# Element data from apps and pages
+ + +
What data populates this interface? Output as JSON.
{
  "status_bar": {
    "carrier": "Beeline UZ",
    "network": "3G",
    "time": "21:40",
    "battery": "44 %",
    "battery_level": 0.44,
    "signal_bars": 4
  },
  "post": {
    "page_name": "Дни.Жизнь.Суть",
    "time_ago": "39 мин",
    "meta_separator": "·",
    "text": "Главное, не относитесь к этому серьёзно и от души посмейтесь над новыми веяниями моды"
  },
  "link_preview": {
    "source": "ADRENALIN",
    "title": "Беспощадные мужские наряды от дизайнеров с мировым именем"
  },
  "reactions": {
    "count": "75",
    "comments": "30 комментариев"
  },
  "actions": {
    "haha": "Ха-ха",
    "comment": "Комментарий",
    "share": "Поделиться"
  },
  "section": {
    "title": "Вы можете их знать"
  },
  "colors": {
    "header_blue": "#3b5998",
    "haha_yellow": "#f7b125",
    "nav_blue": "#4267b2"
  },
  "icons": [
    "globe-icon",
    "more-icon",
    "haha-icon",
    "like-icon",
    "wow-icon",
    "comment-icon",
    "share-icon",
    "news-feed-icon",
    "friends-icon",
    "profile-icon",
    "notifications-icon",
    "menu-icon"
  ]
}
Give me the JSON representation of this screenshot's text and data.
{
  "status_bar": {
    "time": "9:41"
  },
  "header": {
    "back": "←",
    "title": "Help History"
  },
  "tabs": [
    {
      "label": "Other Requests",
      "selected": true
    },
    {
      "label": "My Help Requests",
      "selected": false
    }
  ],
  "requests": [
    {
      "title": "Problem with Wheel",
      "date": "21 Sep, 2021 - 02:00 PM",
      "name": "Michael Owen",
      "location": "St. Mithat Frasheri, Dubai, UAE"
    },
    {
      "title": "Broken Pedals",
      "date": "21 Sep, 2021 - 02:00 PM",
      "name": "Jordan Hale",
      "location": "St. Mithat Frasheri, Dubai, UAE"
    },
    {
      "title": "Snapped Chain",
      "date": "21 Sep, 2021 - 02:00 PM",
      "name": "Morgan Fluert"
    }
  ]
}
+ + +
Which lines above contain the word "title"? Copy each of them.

# Completed task
    "title": "Беспощадные мужские наряды от дизайнеров с мировым именем"
    "title": "Вы можете их знать"
    "title": "Help History"
      "title": "Problem with Wheel",
      "title": "Broken Pedals",
      "title": "Snapped Chain",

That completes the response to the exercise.